• If integer bounds are given to the eplex version of `::/2` the external solver does not consider this as an integrality constraint and only solves the continuous relaxation which can then be rounded to the next integer. To make the external solver solve a mixed integer problem, use the eplex version of integers/1.

Table 2.1: Supported constraints for various arithmetic solvers

Not all constraints are supported by all the solvers. For example, the eplex solver does not support any strict inequality constraints. Table 2.1 shows the constraints that are available from the various constraint solvers. In the table, a `yes' entry indicates that the particular constraint is supported by the particular solver. Note that some further restrictions may apply for a particular solver. For example, the eplex solver can only handle linear expressions. Refer to the documentation for each individual solver to see what restrictions might apply.

Note that the last line, labelled `arith', is not really a constraint solver but represents just the standard arithmetic tests which require all variables to be instantiated. This behaviour is provided by the (automatically imported) module eclipse_language.

It can be somewhat confusing that these standard arithmetic tests have the same names as the corresponding constraints. One one hand, they have the same declarative meaning. On the other hand, they are not really interchangeable because they can only be used as tests, not as active constraints. The following synonyms are therefore provided to make the distinction visible where needed, and to reduce the need for module-qualification:

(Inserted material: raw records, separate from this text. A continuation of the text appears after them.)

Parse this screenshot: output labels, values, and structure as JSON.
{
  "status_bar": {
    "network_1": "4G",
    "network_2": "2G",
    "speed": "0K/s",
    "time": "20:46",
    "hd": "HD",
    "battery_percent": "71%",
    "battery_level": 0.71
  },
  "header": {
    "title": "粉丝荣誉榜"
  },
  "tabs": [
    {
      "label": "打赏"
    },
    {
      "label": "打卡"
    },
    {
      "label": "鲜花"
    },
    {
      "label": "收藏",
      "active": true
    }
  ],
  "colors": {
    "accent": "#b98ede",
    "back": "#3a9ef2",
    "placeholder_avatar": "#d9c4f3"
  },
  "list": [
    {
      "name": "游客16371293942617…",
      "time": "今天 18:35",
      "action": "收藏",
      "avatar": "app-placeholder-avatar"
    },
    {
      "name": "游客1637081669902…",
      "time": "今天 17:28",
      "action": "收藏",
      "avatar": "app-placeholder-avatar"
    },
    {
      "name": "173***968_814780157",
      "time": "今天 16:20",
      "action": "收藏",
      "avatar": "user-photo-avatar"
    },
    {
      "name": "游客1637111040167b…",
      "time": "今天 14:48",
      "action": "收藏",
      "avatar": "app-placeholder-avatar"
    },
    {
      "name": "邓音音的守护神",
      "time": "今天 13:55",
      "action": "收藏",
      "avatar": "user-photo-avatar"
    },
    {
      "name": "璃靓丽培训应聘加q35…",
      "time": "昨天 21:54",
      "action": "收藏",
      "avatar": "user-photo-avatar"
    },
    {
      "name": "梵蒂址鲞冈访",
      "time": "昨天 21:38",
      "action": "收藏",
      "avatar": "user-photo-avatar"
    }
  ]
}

 `\$=/2` `=:=/2` `\$\=/2` `=\=/2` `\$>=/2` `>=/2` `\$=/2` `>/2` `\$